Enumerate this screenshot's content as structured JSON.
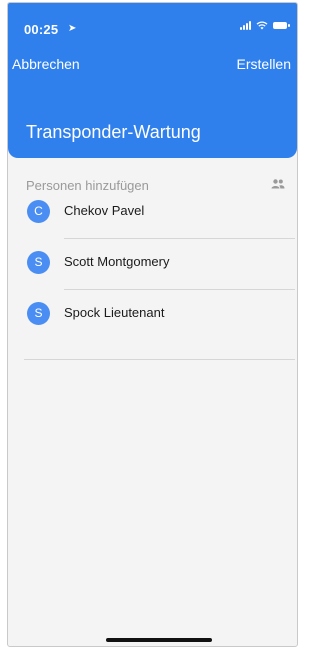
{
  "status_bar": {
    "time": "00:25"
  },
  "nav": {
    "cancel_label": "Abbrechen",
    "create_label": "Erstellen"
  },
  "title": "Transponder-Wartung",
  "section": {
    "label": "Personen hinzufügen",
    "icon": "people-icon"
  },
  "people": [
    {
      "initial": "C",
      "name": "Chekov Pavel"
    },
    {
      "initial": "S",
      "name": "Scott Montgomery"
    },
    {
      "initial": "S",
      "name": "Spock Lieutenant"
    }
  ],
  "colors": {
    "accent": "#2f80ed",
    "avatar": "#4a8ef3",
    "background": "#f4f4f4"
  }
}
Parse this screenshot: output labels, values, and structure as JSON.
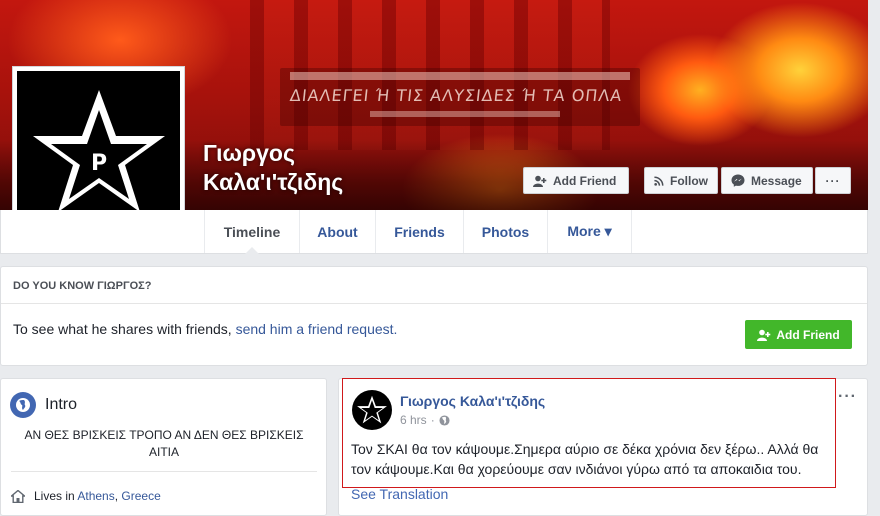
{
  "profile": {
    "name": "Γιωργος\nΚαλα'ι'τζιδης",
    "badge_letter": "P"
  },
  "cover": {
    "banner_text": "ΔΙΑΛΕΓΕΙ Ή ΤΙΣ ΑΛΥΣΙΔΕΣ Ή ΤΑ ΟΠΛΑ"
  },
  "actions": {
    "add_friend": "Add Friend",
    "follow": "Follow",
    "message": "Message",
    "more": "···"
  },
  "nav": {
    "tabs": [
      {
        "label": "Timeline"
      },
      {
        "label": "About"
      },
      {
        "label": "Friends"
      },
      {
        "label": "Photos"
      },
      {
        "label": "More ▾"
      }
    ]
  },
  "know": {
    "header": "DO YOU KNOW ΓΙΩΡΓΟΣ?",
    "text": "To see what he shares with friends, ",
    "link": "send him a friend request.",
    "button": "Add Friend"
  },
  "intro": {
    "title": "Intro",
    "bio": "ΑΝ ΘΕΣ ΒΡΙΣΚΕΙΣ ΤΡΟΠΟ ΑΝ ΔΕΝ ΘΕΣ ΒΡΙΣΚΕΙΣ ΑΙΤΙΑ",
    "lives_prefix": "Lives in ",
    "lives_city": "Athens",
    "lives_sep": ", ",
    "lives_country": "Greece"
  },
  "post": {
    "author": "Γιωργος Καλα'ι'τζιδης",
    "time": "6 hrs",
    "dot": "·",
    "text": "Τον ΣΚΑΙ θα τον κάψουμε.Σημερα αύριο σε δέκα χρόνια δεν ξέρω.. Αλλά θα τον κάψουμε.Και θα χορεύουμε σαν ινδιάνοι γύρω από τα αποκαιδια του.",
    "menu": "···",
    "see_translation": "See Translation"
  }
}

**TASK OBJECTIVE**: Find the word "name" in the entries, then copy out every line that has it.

**WRITTEN REPLY**:
      "name": "Chekov Pavel"
      "name": "Scott Montgomery"
      "name": "Spock Lieutenant"
    "name": "Γιωργος\nΚαλα'ι'τζιδης",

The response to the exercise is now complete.